Problem |
Omitting all pictures, retype the entries below exactly as given.

Excerpts from a dataset |
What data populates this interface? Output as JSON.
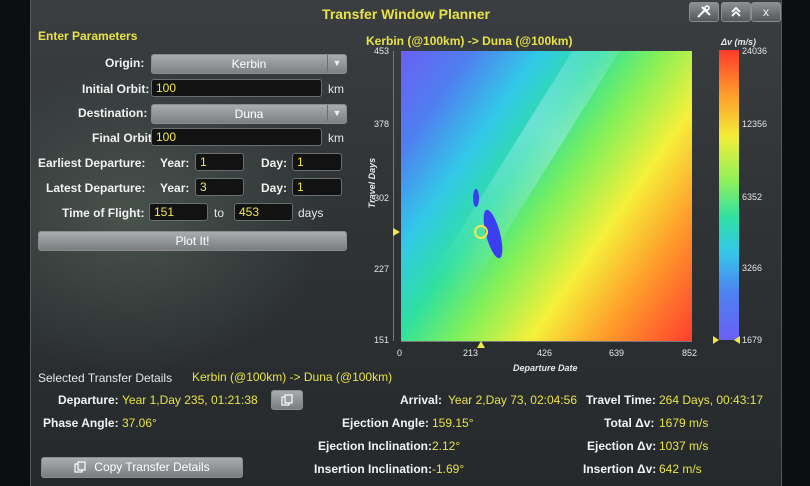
{
  "window": {
    "title": "Transfer Window Planner"
  },
  "titlebar_icons": [
    "settings-icon",
    "collapse-icon",
    "close-icon"
  ],
  "close_label": "x",
  "params": {
    "header": "Enter Parameters",
    "origin_label": "Origin:",
    "origin_value": "Kerbin",
    "initial_orbit_label": "Initial Orbit:",
    "initial_orbit_value": "100",
    "destination_label": "Destination:",
    "destination_value": "Duna",
    "final_orbit_label": "Final Orbit:",
    "final_orbit_value": "100",
    "unit_km": "km",
    "earliest_label": "Earliest Departure:",
    "latest_label": "Latest Departure:",
    "year_label": "Year:",
    "day_label": "Day:",
    "earliest_year": "1",
    "earliest_day": "1",
    "latest_year": "3",
    "latest_day": "1",
    "tof_label": "Time of Flight:",
    "tof_min": "151",
    "tof_to": "to",
    "tof_max": "453",
    "tof_unit": "days",
    "plot_button": "Plot It!"
  },
  "plot": {
    "title": "Kerbin (@100km) -> Duna (@100km)",
    "colorbar_title": "Δv (m/s)",
    "colorbar_ticks": [
      "24036",
      "12356",
      "6352",
      "3266",
      "1679"
    ],
    "y_label": "Travel Days",
    "y_ticks": [
      "453",
      "378",
      "302",
      "227",
      "151"
    ],
    "x_label": "Departure Date",
    "x_ticks": [
      "0",
      "213",
      "426",
      "639",
      "852"
    ],
    "selected_departure_day": 235,
    "selected_travel_days": 264
  },
  "details": {
    "header": "Selected Transfer Details",
    "route": "Kerbin (@100km) -> Duna (@100km)",
    "departure_label": "Departure:",
    "departure_value": "Year 1,Day 235, 01:21:38",
    "arrival_label": "Arrival:",
    "arrival_value": "Year 2,Day 73, 02:04:56",
    "travel_time_label": "Travel Time:",
    "travel_time_value": "264 Days, 00:43:17",
    "phase_angle_label": "Phase Angle:",
    "phase_angle_value": "37.06°",
    "ejection_angle_label": "Ejection Angle:",
    "ejection_angle_value": "159.15°",
    "total_dv_label": "Total Δv:",
    "total_dv_value": "1679 m/s",
    "ejection_incl_label": "Ejection Inclination:",
    "ejection_incl_value": "2.12°",
    "ejection_dv_label": "Ejection Δv:",
    "ejection_dv_value": "1037 m/s",
    "insertion_incl_label": "Insertion Inclination:",
    "insertion_incl_value": "-1.69°",
    "insertion_dv_label": "Insertion Δv:",
    "insertion_dv_value": "642 m/s",
    "copy_button": "Copy Transfer Details"
  }
}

Exercise solution |
What data populates this interface? Output as JSON.
{
  "window": {
    "title": "Transfer Window Planner"
  },
  "titlebar_icons": [
    "settings-icon",
    "collapse-icon",
    "close-icon"
  ],
  "close_label": "x",
  "params": {
    "header": "Enter Parameters",
    "origin_label": "Origin:",
    "origin_value": "Kerbin",
    "initial_orbit_label": "Initial Orbit:",
    "initial_orbit_value": "100",
    "destination_label": "Destination:",
    "destination_value": "Duna",
    "final_orbit_label": "Final Orbit:",
    "final_orbit_value": "100",
    "unit_km": "km",
    "earliest_label": "Earliest Departure:",
    "latest_label": "Latest Departure:",
    "year_label": "Year:",
    "day_label": "Day:",
    "earliest_year": "1",
    "earliest_day": "1",
    "latest_year": "3",
    "latest_day": "1",
    "tof_label": "Time of Flight:",
    "tof_min": "151",
    "tof_to": "to",
    "tof_max": "453",
    "tof_unit": "days",
    "plot_button": "Plot It!"
  },
  "plot": {
    "title": "Kerbin (@100km) -> Duna (@100km)",
    "colorbar_title": "Δv (m/s)",
    "colorbar_ticks": [
      "24036",
      "12356",
      "6352",
      "3266",
      "1679"
    ],
    "y_label": "Travel Days",
    "y_ticks": [
      "453",
      "378",
      "302",
      "227",
      "151"
    ],
    "x_label": "Departure Date",
    "x_ticks": [
      "0",
      "213",
      "426",
      "639",
      "852"
    ],
    "selected_departure_day": 235,
    "selected_travel_days": 264
  },
  "details": {
    "header": "Selected Transfer Details",
    "route": "Kerbin (@100km) -> Duna (@100km)",
    "departure_label": "Departure:",
    "departure_value": "Year 1,Day 235, 01:21:38",
    "arrival_label": "Arrival:",
    "arrival_value": "Year 2,Day 73, 02:04:56",
    "travel_time_label": "Travel Time:",
    "travel_time_value": "264 Days, 00:43:17",
    "phase_angle_label": "Phase Angle:",
    "phase_angle_value": "37.06°",
    "ejection_angle_label": "Ejection Angle:",
    "ejection_angle_value": "159.15°",
    "total_dv_label": "Total Δv:",
    "total_dv_value": "1679 m/s",
    "ejection_incl_label": "Ejection Inclination:",
    "ejection_incl_value": "2.12°",
    "ejection_dv_label": "Ejection Δv:",
    "ejection_dv_value": "1037 m/s",
    "insertion_incl_label": "Insertion Inclination:",
    "insertion_incl_value": "-1.69°",
    "insertion_dv_label": "Insertion Δv:",
    "insertion_dv_value": "642 m/s",
    "copy_button": "Copy Transfer Details"
  }
}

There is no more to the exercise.